Isaac or Isaak, Heinrich
(many spellings extant), b Flanders, Brabant, Belgium (or S Netherlands or Germany) c1450, d 1517 or 1527. He is known to have been an accomplished composer by the 1470s, but is first heard of directly in 1484 at Innsbruck, Austria, probably en route for Italy.
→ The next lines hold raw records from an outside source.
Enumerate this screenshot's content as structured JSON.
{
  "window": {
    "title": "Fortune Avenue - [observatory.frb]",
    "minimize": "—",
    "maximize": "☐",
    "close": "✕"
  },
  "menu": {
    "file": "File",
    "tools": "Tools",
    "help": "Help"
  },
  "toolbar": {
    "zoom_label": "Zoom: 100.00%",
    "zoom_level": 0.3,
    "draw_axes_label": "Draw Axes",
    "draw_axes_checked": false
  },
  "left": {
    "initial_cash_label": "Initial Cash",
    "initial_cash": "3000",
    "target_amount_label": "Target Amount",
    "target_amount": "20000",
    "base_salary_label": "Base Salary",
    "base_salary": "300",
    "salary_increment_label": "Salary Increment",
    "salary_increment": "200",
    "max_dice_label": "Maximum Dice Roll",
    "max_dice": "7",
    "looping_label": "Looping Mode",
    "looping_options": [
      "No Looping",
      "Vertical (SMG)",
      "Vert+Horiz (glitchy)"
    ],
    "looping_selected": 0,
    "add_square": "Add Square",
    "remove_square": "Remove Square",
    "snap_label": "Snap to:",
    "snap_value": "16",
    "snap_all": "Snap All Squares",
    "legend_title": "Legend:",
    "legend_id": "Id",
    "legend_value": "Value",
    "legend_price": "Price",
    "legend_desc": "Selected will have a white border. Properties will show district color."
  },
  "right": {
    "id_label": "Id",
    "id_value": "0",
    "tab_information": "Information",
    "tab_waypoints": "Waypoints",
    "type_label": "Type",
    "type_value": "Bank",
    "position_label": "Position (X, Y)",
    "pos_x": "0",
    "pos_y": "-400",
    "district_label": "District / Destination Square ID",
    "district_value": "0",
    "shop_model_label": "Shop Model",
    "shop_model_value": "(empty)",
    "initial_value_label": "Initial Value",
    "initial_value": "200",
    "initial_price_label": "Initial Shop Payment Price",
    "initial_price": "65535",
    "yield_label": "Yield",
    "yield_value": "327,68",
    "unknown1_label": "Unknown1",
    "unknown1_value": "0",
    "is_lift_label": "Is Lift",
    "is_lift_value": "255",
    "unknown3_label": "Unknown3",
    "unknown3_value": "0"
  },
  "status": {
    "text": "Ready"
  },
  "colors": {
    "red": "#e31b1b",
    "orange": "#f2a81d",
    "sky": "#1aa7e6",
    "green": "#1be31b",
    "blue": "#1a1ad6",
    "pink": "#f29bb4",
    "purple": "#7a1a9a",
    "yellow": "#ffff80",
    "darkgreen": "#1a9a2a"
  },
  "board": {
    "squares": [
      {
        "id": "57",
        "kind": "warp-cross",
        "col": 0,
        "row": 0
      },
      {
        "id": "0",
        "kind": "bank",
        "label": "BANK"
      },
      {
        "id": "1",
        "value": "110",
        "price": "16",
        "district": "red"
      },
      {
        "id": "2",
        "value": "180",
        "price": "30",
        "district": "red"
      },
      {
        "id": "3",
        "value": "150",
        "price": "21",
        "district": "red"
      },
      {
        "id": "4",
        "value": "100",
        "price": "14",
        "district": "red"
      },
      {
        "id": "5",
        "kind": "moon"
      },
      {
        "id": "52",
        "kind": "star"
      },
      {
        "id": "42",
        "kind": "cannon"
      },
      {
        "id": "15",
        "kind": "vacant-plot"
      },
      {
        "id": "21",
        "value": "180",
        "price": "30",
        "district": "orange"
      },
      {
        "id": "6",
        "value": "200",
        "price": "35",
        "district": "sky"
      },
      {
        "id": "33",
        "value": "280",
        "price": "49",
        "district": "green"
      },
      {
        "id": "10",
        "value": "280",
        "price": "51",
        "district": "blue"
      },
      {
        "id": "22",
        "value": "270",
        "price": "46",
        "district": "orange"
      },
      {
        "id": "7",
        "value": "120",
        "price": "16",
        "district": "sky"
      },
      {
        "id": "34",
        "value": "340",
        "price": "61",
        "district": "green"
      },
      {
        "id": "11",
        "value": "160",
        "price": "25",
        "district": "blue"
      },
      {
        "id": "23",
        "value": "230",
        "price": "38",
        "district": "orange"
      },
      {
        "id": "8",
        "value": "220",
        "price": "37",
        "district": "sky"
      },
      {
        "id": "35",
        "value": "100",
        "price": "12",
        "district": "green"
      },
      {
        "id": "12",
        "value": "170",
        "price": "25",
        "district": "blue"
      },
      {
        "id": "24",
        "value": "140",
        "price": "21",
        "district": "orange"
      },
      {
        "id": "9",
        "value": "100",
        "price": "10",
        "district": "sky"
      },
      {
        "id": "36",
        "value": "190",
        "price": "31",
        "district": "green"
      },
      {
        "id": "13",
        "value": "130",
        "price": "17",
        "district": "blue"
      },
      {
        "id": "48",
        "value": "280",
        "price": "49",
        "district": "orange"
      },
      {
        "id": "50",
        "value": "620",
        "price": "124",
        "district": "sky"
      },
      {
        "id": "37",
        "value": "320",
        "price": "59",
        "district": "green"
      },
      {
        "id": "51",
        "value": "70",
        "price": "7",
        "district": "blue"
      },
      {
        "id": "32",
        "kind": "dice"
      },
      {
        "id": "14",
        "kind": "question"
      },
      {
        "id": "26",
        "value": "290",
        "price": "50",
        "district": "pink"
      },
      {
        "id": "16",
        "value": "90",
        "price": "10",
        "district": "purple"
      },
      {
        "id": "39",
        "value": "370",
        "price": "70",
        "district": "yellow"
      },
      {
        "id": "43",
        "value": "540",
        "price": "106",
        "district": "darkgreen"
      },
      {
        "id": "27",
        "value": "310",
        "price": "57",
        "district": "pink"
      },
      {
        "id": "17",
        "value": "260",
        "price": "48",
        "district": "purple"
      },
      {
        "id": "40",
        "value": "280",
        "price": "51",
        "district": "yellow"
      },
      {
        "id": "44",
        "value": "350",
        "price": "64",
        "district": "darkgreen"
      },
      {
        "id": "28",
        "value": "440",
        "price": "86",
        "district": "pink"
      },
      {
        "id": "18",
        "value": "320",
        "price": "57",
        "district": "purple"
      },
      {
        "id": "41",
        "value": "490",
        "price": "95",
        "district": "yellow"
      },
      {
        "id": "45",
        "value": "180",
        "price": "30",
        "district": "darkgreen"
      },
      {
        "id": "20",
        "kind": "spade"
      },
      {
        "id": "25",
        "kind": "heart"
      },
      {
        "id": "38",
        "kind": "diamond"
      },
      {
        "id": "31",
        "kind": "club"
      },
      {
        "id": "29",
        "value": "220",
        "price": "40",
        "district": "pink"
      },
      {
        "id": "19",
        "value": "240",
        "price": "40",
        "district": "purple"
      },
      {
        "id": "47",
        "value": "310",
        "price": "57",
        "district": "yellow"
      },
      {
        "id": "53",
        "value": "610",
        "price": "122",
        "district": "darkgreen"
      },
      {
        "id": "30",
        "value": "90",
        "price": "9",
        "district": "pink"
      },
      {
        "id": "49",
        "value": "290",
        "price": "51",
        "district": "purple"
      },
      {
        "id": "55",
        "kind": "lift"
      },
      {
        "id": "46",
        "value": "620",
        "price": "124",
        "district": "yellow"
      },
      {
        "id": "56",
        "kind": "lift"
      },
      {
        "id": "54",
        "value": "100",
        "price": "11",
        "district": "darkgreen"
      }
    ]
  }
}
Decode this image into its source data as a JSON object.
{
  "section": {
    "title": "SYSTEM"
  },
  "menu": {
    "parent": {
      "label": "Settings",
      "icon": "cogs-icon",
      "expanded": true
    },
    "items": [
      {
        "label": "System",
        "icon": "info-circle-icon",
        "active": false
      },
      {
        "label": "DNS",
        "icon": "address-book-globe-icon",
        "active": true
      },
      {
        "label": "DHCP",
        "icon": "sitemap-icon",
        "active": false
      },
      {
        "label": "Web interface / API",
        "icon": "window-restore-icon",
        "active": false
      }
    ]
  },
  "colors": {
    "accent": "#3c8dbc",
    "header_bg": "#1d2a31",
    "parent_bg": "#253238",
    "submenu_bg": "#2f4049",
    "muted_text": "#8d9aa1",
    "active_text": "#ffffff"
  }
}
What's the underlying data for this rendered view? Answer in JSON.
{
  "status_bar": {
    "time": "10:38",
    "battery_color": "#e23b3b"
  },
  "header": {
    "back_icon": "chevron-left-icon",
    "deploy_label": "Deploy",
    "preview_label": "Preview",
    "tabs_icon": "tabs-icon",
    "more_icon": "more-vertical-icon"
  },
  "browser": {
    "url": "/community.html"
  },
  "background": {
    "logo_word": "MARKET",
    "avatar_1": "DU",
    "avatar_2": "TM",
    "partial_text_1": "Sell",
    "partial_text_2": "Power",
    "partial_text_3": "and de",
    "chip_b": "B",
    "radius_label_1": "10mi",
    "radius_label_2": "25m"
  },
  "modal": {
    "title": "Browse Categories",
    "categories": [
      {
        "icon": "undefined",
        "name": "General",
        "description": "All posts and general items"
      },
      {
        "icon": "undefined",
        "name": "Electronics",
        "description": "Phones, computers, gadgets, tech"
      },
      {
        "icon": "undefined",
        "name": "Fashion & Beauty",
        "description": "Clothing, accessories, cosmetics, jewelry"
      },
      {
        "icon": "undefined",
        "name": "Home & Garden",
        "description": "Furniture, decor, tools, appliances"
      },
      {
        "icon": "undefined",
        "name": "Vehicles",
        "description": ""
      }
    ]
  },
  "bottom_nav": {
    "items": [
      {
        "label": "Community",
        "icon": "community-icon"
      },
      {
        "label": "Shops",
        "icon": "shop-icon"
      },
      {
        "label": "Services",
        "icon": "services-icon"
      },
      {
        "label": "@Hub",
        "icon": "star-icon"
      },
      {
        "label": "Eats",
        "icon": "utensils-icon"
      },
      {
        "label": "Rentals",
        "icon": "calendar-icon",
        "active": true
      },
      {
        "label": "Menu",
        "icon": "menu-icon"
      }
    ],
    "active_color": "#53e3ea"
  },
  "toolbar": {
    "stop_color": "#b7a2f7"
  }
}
By the following summer he was singing in the cathedral at Firenze (Florence). Being in the service of the Medici family, his marriage to a Florentine lady seems to have been arranged by Lorenzo ‘the Magnificent’. After the death of the latter, whose family Isaac probably taught, the Medici choir disbanded and he became court composer in Vienna to Emperor Maximilian I. He continued to visit Florence while living at Konstanz 1507– 08, starting work on his major compilation of choral music for church services, the Choralis Constantinus (finally completed by his pupil Ludwig Senfl and published in 3 vols 1550–55, highly praised 4 centuries later by Albert Einstein). When the Medici family regained power in 1514, he received a pension (150 florins p.a.) in Florence, authorised by Lorenzo’s 2nd son, recently elected Pope Leo X at the age of 38. He probably remained in his adopted city for the rest of his life (whether 3 years or 13) and in the country where his fame was the greatest, being known as ‘Tedesco’, or Harry the German. But his material fortunes did not last, and he is later reported to have been in Rome ‘old, sick and without means’. He was a prolific composer of music, instrumental and vocal, sacred (masses etc) and secular; see notes in Grove. No.558=790.